According to the Bible, the Prophet Abraham was born in Ur in Chaldea, which is now known as the ancient city of Sanlurfa in the modern day Eurasian country of Turkey, which borders eight other nations, in its mix of East and West.
Many ancient sites described in the Bible are located in Turkey, including the cave that is believed to be his birthplace. Mount Ararat is also here, the place where Noah's Ark finally ran aground.
Relatives of Noah are believed to have founded the Hittite religion in Turkey. The town of Harran has Jacob's Well, which can still be visited today. The site of the Garden of Eden is considered to have existed in Turkey, where the Rivers Tigris and Euphrates meet.
There is much to see Jewishly in this country, which has boasted a democratic government for the past 80-some years, after the fall of the Ottoman Empire.
A Jewish community has existed in Turkey since the fourth century BCE. By the second century C.E., there were over 1 million Jews living in Asia Minor. The largest synagogue in history was built in Sardis in 220 BCE and was rebuilt in the third century C.E., but was destroyed by a devastating earthquake. The mosaic floors and ruins can be visited today.

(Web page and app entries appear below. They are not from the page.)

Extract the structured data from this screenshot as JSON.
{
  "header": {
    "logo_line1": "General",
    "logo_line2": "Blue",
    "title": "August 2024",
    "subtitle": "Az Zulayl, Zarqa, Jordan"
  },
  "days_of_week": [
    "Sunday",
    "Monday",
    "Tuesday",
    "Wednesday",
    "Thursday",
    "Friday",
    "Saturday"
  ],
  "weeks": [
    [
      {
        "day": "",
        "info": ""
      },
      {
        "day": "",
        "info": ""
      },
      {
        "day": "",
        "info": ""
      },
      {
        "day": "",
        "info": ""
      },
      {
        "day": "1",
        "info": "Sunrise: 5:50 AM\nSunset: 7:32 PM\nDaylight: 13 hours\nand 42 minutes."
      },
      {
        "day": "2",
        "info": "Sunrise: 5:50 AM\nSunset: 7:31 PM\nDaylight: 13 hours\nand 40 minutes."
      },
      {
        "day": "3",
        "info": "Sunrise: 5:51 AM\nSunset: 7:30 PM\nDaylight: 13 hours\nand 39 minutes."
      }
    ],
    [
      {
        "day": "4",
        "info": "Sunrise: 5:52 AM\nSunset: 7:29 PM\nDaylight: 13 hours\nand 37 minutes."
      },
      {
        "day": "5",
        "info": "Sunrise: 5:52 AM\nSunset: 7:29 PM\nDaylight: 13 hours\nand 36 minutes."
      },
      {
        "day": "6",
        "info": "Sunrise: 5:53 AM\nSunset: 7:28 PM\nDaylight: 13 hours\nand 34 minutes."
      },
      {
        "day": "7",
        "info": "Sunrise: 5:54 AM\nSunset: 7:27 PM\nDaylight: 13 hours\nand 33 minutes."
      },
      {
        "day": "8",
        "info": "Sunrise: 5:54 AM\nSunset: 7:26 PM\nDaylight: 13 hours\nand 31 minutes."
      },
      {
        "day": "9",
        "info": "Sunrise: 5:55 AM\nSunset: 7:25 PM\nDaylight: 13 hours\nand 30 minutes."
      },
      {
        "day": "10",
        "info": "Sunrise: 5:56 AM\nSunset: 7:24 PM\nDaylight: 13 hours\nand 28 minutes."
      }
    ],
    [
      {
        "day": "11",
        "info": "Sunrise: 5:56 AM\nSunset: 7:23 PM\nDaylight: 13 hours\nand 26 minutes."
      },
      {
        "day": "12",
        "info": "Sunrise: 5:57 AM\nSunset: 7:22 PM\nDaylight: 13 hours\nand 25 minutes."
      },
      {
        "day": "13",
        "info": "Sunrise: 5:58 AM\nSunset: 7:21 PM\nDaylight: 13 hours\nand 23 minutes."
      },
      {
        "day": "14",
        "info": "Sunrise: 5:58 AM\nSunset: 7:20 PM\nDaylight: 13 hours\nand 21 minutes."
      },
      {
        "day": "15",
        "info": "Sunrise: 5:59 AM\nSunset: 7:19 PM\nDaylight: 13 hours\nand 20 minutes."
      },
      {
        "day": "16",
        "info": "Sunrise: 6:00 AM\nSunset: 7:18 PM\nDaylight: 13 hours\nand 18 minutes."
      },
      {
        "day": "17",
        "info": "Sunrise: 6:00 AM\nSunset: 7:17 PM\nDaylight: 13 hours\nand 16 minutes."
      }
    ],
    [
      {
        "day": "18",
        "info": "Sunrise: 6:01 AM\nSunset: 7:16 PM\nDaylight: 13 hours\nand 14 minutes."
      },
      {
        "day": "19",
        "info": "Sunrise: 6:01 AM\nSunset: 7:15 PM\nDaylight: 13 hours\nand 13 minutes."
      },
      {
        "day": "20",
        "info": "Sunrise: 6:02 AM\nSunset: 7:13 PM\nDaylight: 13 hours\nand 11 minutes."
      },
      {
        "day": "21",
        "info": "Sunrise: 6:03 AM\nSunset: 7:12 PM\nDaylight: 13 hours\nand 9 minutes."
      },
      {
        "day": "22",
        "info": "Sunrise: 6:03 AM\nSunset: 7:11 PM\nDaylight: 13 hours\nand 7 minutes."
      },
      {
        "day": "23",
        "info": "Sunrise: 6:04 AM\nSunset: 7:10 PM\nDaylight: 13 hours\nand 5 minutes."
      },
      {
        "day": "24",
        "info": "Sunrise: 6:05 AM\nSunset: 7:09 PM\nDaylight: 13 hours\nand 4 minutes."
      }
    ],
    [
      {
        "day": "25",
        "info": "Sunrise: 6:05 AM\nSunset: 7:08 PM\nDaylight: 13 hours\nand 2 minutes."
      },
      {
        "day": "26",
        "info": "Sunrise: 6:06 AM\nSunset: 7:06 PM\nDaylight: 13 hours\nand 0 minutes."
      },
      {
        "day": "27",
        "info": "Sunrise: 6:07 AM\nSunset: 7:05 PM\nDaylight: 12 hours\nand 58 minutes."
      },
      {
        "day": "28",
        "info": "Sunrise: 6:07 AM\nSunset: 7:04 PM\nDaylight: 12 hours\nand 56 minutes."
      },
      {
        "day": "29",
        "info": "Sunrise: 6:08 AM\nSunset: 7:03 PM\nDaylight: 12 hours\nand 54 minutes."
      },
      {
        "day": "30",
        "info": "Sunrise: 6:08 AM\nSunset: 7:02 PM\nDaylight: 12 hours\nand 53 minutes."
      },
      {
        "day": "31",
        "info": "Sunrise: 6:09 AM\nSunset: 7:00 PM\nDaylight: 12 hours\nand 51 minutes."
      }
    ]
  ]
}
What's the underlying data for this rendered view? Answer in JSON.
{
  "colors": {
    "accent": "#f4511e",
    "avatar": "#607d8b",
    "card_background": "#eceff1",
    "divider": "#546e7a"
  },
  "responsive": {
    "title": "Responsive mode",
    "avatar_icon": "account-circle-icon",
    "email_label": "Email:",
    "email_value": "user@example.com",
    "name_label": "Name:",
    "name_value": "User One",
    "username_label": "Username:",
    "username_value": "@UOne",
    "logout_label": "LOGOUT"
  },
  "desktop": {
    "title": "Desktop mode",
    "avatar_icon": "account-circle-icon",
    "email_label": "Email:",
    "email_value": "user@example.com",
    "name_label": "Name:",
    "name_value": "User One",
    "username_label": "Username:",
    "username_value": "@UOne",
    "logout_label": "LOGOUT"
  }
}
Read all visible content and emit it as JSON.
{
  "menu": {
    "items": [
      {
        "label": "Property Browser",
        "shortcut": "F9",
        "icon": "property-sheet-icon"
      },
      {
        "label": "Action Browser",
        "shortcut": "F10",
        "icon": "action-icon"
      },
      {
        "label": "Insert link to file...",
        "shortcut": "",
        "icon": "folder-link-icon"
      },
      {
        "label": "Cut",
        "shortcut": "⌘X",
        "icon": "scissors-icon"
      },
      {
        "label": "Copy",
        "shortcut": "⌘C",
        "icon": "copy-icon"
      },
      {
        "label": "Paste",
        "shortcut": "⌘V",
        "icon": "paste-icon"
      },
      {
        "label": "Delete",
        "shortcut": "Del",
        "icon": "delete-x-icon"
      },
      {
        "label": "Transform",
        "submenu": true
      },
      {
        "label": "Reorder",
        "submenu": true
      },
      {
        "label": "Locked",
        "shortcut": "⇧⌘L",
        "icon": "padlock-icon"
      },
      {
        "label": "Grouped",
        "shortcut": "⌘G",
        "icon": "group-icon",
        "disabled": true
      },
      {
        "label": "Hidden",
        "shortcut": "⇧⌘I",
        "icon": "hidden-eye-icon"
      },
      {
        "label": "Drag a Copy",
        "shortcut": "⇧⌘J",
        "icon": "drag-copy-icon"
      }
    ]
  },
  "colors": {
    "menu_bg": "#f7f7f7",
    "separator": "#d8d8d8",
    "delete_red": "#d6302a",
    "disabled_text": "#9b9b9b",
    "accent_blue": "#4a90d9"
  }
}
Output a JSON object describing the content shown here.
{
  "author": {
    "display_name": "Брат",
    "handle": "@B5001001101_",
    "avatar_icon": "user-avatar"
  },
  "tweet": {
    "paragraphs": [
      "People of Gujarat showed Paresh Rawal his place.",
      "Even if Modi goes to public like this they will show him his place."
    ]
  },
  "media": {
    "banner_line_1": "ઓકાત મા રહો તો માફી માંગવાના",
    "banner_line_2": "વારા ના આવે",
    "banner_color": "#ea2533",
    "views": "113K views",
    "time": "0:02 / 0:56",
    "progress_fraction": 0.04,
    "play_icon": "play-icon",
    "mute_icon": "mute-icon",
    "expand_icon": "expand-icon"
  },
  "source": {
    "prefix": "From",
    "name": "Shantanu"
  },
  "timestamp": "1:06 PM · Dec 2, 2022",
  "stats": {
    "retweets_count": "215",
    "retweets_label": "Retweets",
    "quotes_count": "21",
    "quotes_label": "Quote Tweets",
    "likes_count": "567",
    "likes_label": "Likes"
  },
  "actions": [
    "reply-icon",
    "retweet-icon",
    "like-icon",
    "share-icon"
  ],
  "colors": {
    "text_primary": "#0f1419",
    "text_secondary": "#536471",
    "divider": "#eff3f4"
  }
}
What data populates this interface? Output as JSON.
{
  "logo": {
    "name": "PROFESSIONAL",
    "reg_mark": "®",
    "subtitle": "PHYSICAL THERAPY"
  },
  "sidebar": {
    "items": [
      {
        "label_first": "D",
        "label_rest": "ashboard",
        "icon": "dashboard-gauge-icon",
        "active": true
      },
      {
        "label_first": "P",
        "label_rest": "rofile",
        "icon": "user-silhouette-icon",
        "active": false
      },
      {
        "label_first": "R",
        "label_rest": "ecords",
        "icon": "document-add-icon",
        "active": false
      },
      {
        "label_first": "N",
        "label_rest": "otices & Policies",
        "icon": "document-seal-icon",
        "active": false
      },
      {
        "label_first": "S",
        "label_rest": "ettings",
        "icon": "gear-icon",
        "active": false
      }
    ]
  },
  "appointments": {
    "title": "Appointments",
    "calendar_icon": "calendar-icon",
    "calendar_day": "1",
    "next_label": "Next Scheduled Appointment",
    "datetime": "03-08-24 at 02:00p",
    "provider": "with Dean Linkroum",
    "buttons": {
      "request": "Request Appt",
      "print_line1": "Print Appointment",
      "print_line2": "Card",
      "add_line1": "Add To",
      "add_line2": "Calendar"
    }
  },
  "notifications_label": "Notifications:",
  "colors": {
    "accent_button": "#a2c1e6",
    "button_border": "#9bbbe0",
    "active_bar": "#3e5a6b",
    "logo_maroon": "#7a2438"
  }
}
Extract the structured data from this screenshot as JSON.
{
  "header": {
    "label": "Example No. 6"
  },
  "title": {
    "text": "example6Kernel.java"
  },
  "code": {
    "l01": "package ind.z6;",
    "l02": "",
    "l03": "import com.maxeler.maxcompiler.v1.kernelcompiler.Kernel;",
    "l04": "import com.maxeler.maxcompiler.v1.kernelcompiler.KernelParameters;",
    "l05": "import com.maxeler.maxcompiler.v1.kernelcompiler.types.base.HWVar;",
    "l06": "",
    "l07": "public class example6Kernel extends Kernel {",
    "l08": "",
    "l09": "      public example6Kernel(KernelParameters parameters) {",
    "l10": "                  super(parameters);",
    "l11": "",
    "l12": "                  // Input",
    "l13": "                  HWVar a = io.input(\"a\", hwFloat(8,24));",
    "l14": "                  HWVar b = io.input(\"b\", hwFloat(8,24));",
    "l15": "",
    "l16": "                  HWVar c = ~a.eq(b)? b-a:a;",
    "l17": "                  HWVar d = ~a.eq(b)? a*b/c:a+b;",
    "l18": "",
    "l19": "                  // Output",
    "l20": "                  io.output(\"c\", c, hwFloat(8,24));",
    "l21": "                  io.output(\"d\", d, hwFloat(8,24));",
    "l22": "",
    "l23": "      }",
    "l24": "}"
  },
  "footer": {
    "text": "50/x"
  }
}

There were many more ancient synagogues built around the southern tip of the ancient Greek city of Ephesus, which is now part of Turkey. There are important areas of early Jewish settlements at Balat, where Macedonian Jews settled in the 18th century. At that time, there were six large synagogues in use in Balat, but there are currently only two.
There was once a large Karaite community in the ancient area around the Galata tower; the Karaites came from Europe when they fled the persecution that was rife in the 14th and 15th centuries.
In 1492, Columbus had to embark on his expedition from the Port of Palos, because the Cadiz and Seville ports were blocked by ships carrying many Sephardic Jews who had fled Spain under threat of conversion or death.
Seven centuries followed where the Jewish community lived in peace and prosperity in the Moslem country. Many Jewish communities flourished in Turkey when they found they were both tolerated and encouraged in the professions. This spirit of acceptance and tolerance of the Jewish religion still pervades today.
The Jewish community at Bursa is where the Etz ha Hayyim (Tree of Life) Synagogue was built in 1324 after the Ottoman Sultan conquered the town, and allowed the Jews to build a temple so that they could live in peace in the area. Today, there are only around 140 Jews left to attend two extant synagogues.
Balat and Heskoy in the Golden Horn areas have several old synagogues that can be visited. Istanbul has 16; all but one are Sephardic.
It should be noted that all synagogues are kept locked for security reasons in Turkey.
Further details of tours can be found at: www. heritagetoursonline.com and www.turkeytravelplanner.com.